To be sure, the situations recently described were upsetting, but they are also rare. The series identifies 54 tragic situations over a five-year period. It fails to mention that over that same time, over 1 million people benefited from exceptional medical care, rehabilitation, life enrichment and social services provided by Florida’s nursing centers.
The aging process can be stressful for family members, even when their loved ones are receiving the best of care. People often don’t understand just how serious the physical symptoms of diabetes and other debilitating diseases can play out on one’s body, or how unexplained mood changes or agitation could mean signs of depression, dementia or some other serious health concern. And if you’ve never witnessed the final stages of life, watching your loved one experience considerable weight loss from a lack of appetite or changes in skin temperature and color can be upsetting and bring out feelings of guilt, anger and frustration.
The holidays are often an occasion when families come together to spend quality time with aging parents and relatives. For some, this may be one of the only times during the year they observe the health and well-being of an aging family member. After reading your articles, families, understandably, have many questions and want to be sure they’re advocating for the best possible care for their loved ones.
It’s unfortunate that stories about nursing home care aren’t news unless something is broken or disturbing. With more than 70,000 seniors living in Florida’s nursing centers today, I believe there are plenty of opportunities to highlight what’s positive and good about the care being provided.
Take Joan, for example, who shared how the team at Park Ridge Nursing Center went the extra mile for her mom and her family.
And Roseann, who commended the caregivers at Whispering Oaks for upholding a strong positive culture.
And a family member at Fletcher Health and Rehabilitation Center who is proud to call all the caregivers her friends and encouraged them to keep up the great work they do, work that often goes unnoticed.
Letters like these pour into our state’s nursing centers every day, but sadly reporters have yet to write about such stories that focus on the love, care and commitment between staff and residents.
Florida continues to make measurable quality gains in nursing center care, with staff who have a passion and commitment to improving residents’ health outcomes. More than 60 percent of Florida’s nursing centers have earned a 4- or 5-star rating for overall quality care from the federal government, and Florida’s level of staff hours spent in resident care is among the top ten in the nation. Centers are also increasing the number of individuals being returned to their homes after successful rehabilitative therapy.
Florida is at a crossroads. People are living longer and requiring more long-term care services, yet our health care labor pool is shrinking. If the media only chooses to expose what’s wrong with nursing homes, why would someone choose long-term caregiving as their career path? Demonizing the profession with sensational stories drives out good caregivers and discourages potential new ones.

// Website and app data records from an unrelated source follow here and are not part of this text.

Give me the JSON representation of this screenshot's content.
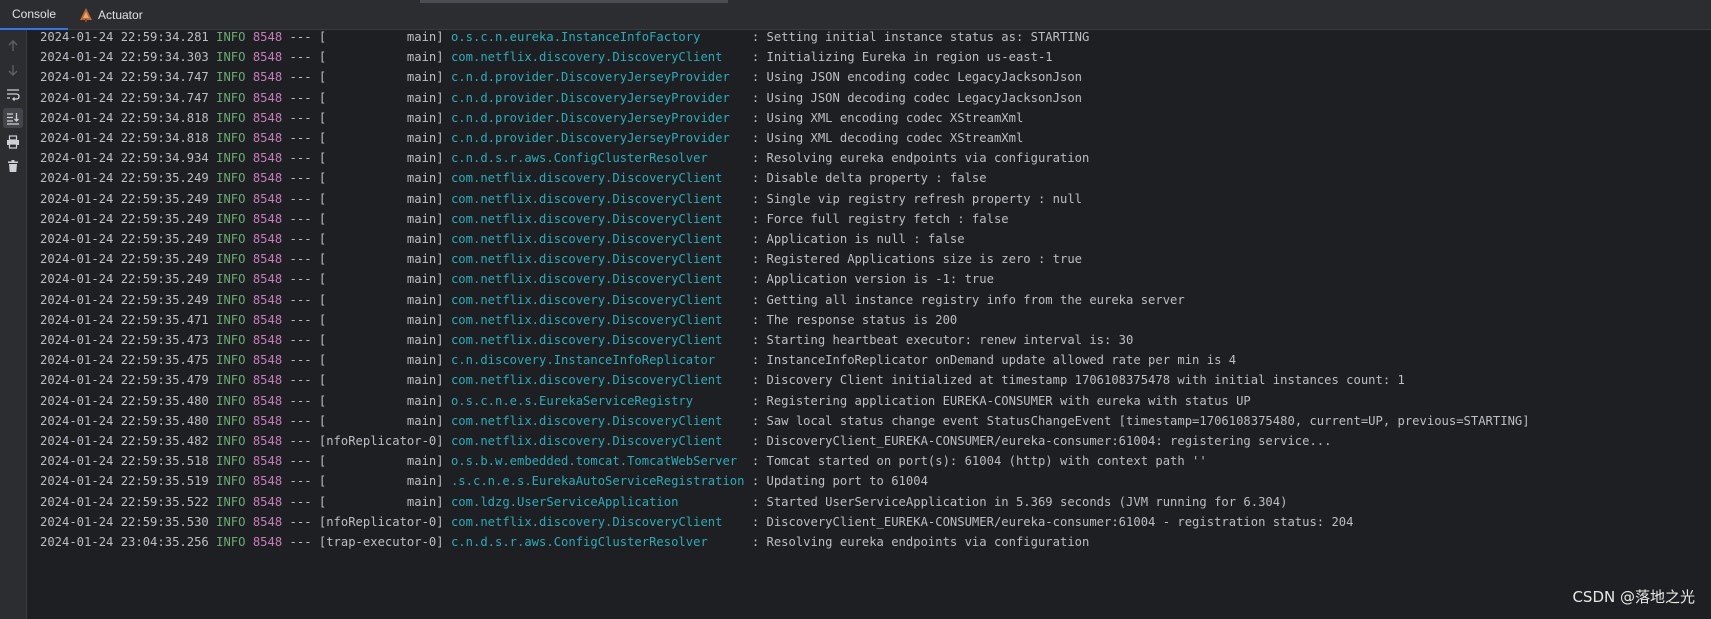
{
  "tabs": [
    {
      "label": "Console",
      "active": true,
      "icon": null
    },
    {
      "label": "Actuator",
      "active": false,
      "icon": "actuator-icon"
    }
  ],
  "gutter": {
    "buttons": [
      {
        "icon": "up-arrow-icon",
        "active": false
      },
      {
        "icon": "down-arrow-icon",
        "active": false
      },
      {
        "icon": "soft-wrap-icon",
        "active": false
      },
      {
        "icon": "scroll-to-end-icon",
        "active": true
      },
      {
        "icon": "print-icon",
        "active": false
      },
      {
        "icon": "trash-icon",
        "active": false
      }
    ]
  },
  "colors": {
    "background": "#1e1f22",
    "panel": "#2b2d30",
    "level": "#6aab73",
    "pid": "#c77dbb",
    "logger": "#2aacb8",
    "text": "#bcbec4",
    "active_tab": "#3574f0"
  },
  "log": [
    {
      "ts": "2024-01-24 22:59:34.281",
      "level": "INFO",
      "pid": "8548",
      "sep": "---",
      "thread": "[           main]",
      "logger": "o.s.c.n.eureka.InstanceInfoFactory      ",
      "msg": ": Setting initial instance status as: STARTING"
    },
    {
      "ts": "2024-01-24 22:59:34.303",
      "level": "INFO",
      "pid": "8548",
      "sep": "---",
      "thread": "[           main]",
      "logger": "com.netflix.discovery.DiscoveryClient   ",
      "msg": ": Initializing Eureka in region us-east-1"
    },
    {
      "ts": "2024-01-24 22:59:34.747",
      "level": "INFO",
      "pid": "8548",
      "sep": "---",
      "thread": "[           main]",
      "logger": "c.n.d.provider.DiscoveryJerseyProvider  ",
      "msg": ": Using JSON encoding codec LegacyJacksonJson"
    },
    {
      "ts": "2024-01-24 22:59:34.747",
      "level": "INFO",
      "pid": "8548",
      "sep": "---",
      "thread": "[           main]",
      "logger": "c.n.d.provider.DiscoveryJerseyProvider  ",
      "msg": ": Using JSON decoding codec LegacyJacksonJson"
    },
    {
      "ts": "2024-01-24 22:59:34.818",
      "level": "INFO",
      "pid": "8548",
      "sep": "---",
      "thread": "[           main]",
      "logger": "c.n.d.provider.DiscoveryJerseyProvider  ",
      "msg": ": Using XML encoding codec XStreamXml"
    },
    {
      "ts": "2024-01-24 22:59:34.818",
      "level": "INFO",
      "pid": "8548",
      "sep": "---",
      "thread": "[           main]",
      "logger": "c.n.d.provider.DiscoveryJerseyProvider  ",
      "msg": ": Using XML decoding codec XStreamXml"
    },
    {
      "ts": "2024-01-24 22:59:34.934",
      "level": "INFO",
      "pid": "8548",
      "sep": "---",
      "thread": "[           main]",
      "logger": "c.n.d.s.r.aws.ConfigClusterResolver     ",
      "msg": ": Resolving eureka endpoints via configuration"
    },
    {
      "ts": "2024-01-24 22:59:35.249",
      "level": "INFO",
      "pid": "8548",
      "sep": "---",
      "thread": "[           main]",
      "logger": "com.netflix.discovery.DiscoveryClient   ",
      "msg": ": Disable delta property : false"
    },
    {
      "ts": "2024-01-24 22:59:35.249",
      "level": "INFO",
      "pid": "8548",
      "sep": "---",
      "thread": "[           main]",
      "logger": "com.netflix.discovery.DiscoveryClient   ",
      "msg": ": Single vip registry refresh property : null"
    },
    {
      "ts": "2024-01-24 22:59:35.249",
      "level": "INFO",
      "pid": "8548",
      "sep": "---",
      "thread": "[           main]",
      "logger": "com.netflix.discovery.DiscoveryClient   ",
      "msg": ": Force full registry fetch : false"
    },
    {
      "ts": "2024-01-24 22:59:35.249",
      "level": "INFO",
      "pid": "8548",
      "sep": "---",
      "thread": "[           main]",
      "logger": "com.netflix.discovery.DiscoveryClient   ",
      "msg": ": Application is null : false"
    },
    {
      "ts": "2024-01-24 22:59:35.249",
      "level": "INFO",
      "pid": "8548",
      "sep": "---",
      "thread": "[           main]",
      "logger": "com.netflix.discovery.DiscoveryClient   ",
      "msg": ": Registered Applications size is zero : true"
    },
    {
      "ts": "2024-01-24 22:59:35.249",
      "level": "INFO",
      "pid": "8548",
      "sep": "---",
      "thread": "[           main]",
      "logger": "com.netflix.discovery.DiscoveryClient   ",
      "msg": ": Application version is -1: true"
    },
    {
      "ts": "2024-01-24 22:59:35.249",
      "level": "INFO",
      "pid": "8548",
      "sep": "---",
      "thread": "[           main]",
      "logger": "com.netflix.discovery.DiscoveryClient   ",
      "msg": ": Getting all instance registry info from the eureka server"
    },
    {
      "ts": "2024-01-24 22:59:35.471",
      "level": "INFO",
      "pid": "8548",
      "sep": "---",
      "thread": "[           main]",
      "logger": "com.netflix.discovery.DiscoveryClient   ",
      "msg": ": The response status is 200"
    },
    {
      "ts": "2024-01-24 22:59:35.473",
      "level": "INFO",
      "pid": "8548",
      "sep": "---",
      "thread": "[           main]",
      "logger": "com.netflix.discovery.DiscoveryClient   ",
      "msg": ": Starting heartbeat executor: renew interval is: 30"
    },
    {
      "ts": "2024-01-24 22:59:35.475",
      "level": "INFO",
      "pid": "8548",
      "sep": "---",
      "thread": "[           main]",
      "logger": "c.n.discovery.InstanceInfoReplicator    ",
      "msg": ": InstanceInfoReplicator onDemand update allowed rate per min is 4"
    },
    {
      "ts": "2024-01-24 22:59:35.479",
      "level": "INFO",
      "pid": "8548",
      "sep": "---",
      "thread": "[           main]",
      "logger": "com.netflix.discovery.DiscoveryClient   ",
      "msg": ": Discovery Client initialized at timestamp 1706108375478 with initial instances count: 1"
    },
    {
      "ts": "2024-01-24 22:59:35.480",
      "level": "INFO",
      "pid": "8548",
      "sep": "---",
      "thread": "[           main]",
      "logger": "o.s.c.n.e.s.EurekaServiceRegistry       ",
      "msg": ": Registering application EUREKA-CONSUMER with eureka with status UP"
    },
    {
      "ts": "2024-01-24 22:59:35.480",
      "level": "INFO",
      "pid": "8548",
      "sep": "---",
      "thread": "[           main]",
      "logger": "com.netflix.discovery.DiscoveryClient   ",
      "msg": ": Saw local status change event StatusChangeEvent [timestamp=1706108375480, current=UP, previous=STARTING]"
    },
    {
      "ts": "2024-01-24 22:59:35.482",
      "level": "INFO",
      "pid": "8548",
      "sep": "---",
      "thread": "[nfoReplicator-0]",
      "logger": "com.netflix.discovery.DiscoveryClient   ",
      "msg": ": DiscoveryClient_EUREKA-CONSUMER/eureka-consumer:61004: registering service..."
    },
    {
      "ts": "2024-01-24 22:59:35.518",
      "level": "INFO",
      "pid": "8548",
      "sep": "---",
      "thread": "[           main]",
      "logger": "o.s.b.w.embedded.tomcat.TomcatWebServer ",
      "msg": ": Tomcat started on port(s): 61004 (http) with context path ''"
    },
    {
      "ts": "2024-01-24 22:59:35.519",
      "level": "INFO",
      "pid": "8548",
      "sep": "---",
      "thread": "[           main]",
      "logger": ".s.c.n.e.s.EurekaAutoServiceRegistration",
      "msg": ": Updating port to 61004"
    },
    {
      "ts": "2024-01-24 22:59:35.522",
      "level": "INFO",
      "pid": "8548",
      "sep": "---",
      "thread": "[           main]",
      "logger": "com.ldzg.UserServiceApplication         ",
      "msg": ": Started UserServiceApplication in 5.369 seconds (JVM running for 6.304)"
    },
    {
      "ts": "2024-01-24 22:59:35.530",
      "level": "INFO",
      "pid": "8548",
      "sep": "---",
      "thread": "[nfoReplicator-0]",
      "logger": "com.netflix.discovery.DiscoveryClient   ",
      "msg": ": DiscoveryClient_EUREKA-CONSUMER/eureka-consumer:61004 - registration status: 204"
    },
    {
      "ts": "2024-01-24 23:04:35.256",
      "level": "INFO",
      "pid": "8548",
      "sep": "---",
      "thread": "[trap-executor-0]",
      "logger": "c.n.d.s.r.aws.ConfigClusterResolver     ",
      "msg": ": Resolving eureka endpoints via configuration"
    }
  ],
  "watermark": "CSDN @落地之光"
}
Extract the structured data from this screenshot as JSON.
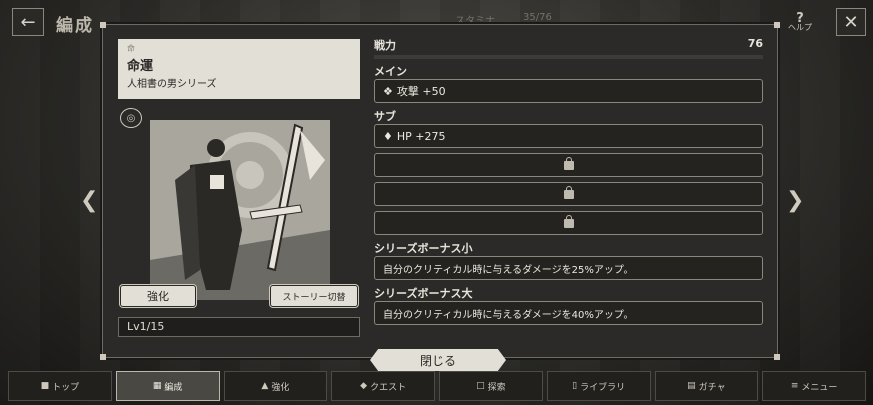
{
  "header": {
    "title": "編成",
    "stamina_label": "スタミナ",
    "stamina_value": "35/76",
    "help_label": "ヘルプ"
  },
  "card": {
    "small_label": "命",
    "name": "命運",
    "series": "人相書の男シリーズ",
    "strengthen_label": "強化",
    "story_label": "ストーリー切替",
    "level": "Lv1/15"
  },
  "stats": {
    "power_label": "戦力",
    "power_value": "76",
    "main_label": "メイン",
    "main_value": "攻撃 +50",
    "sub_label": "サブ",
    "sub_value": "HP +275",
    "bonus_small_label": "シリーズボーナス小",
    "bonus_small_text": "自分のクリティカル時に与えるダメージを25%アップ。",
    "bonus_large_label": "シリーズボーナス大",
    "bonus_large_text": "自分のクリティカル時に与えるダメージを40%アップ。"
  },
  "close_label": "閉じる",
  "nav": [
    {
      "label": "トップ",
      "icon": "home-icon"
    },
    {
      "label": "編成",
      "icon": "formation-icon",
      "active": true
    },
    {
      "label": "強化",
      "icon": "strengthen-icon"
    },
    {
      "label": "クエスト",
      "icon": "quest-icon"
    },
    {
      "label": "探索",
      "icon": "explore-icon"
    },
    {
      "label": "ライブラリ",
      "icon": "library-icon"
    },
    {
      "label": "ガチャ",
      "icon": "gacha-icon"
    },
    {
      "label": "メニュー",
      "icon": "menu-icon"
    }
  ]
}
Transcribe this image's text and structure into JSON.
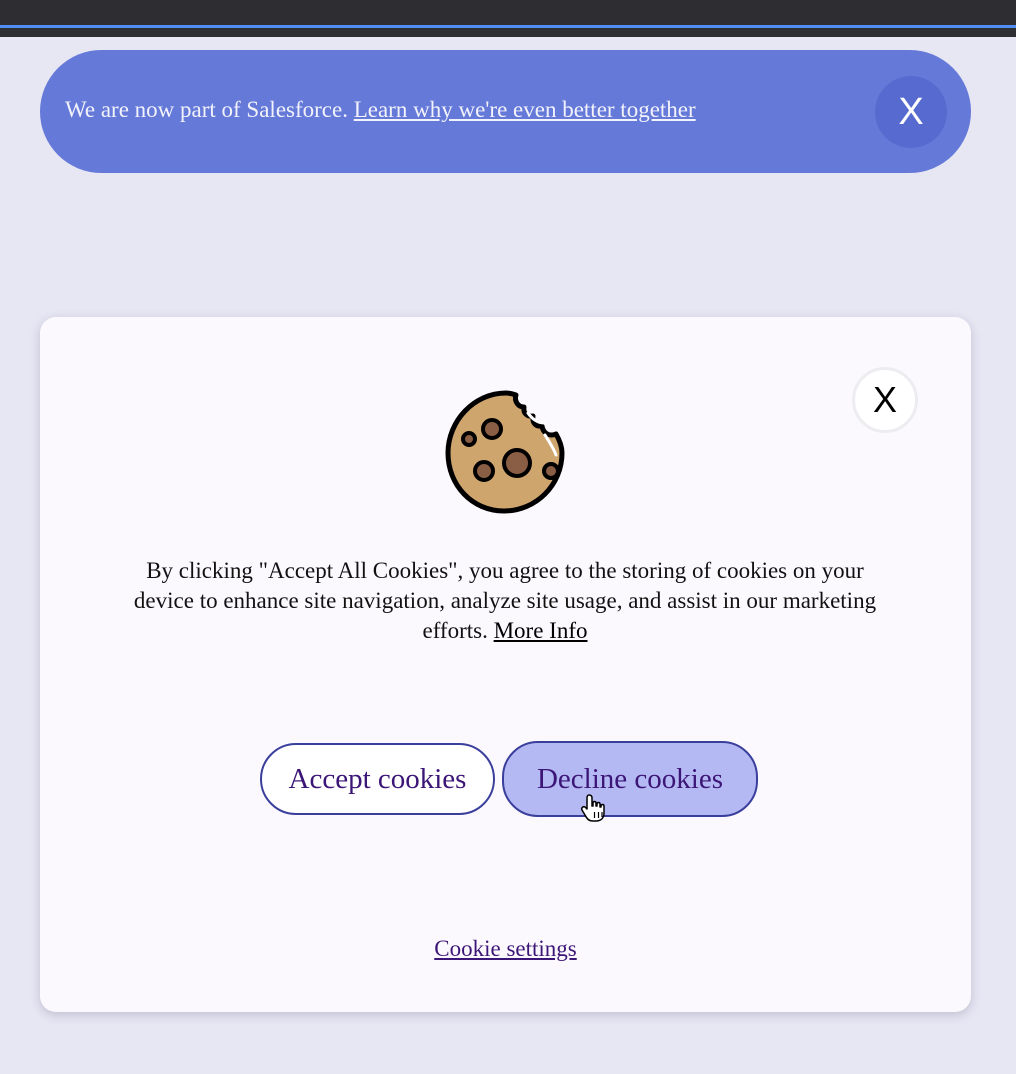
{
  "banner": {
    "text": "We are now part of Salesforce.",
    "link_label": "Learn why we're even better together",
    "close_label": "X",
    "background_color": "#6479d8"
  },
  "modal": {
    "close_label": "X",
    "icon": "cookie-icon",
    "message": "By clicking \"Accept All Cookies\", you agree to the storing of cookies on your device to enhance site navigation, analyze site usage, and assist in our marketing efforts.",
    "more_info_label": "More Info",
    "accept_label": "Accept cookies",
    "decline_label": "Decline cookies",
    "settings_label": "Cookie settings",
    "decline_background_color": "#b5b9f3"
  },
  "pointer": "hand-pointer-cursor"
}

I understand the reason for stories like those recently published. But you also need to inform readers about what’s going right in our state’s nursing centers. Perhaps resolve in the new year to tell about the hundreds of thousands of hard-working, professional, quality nursing center caregivers who have dedicated their lives to serving the frail and elderly—and do so lovingly and with respect and compassion every day.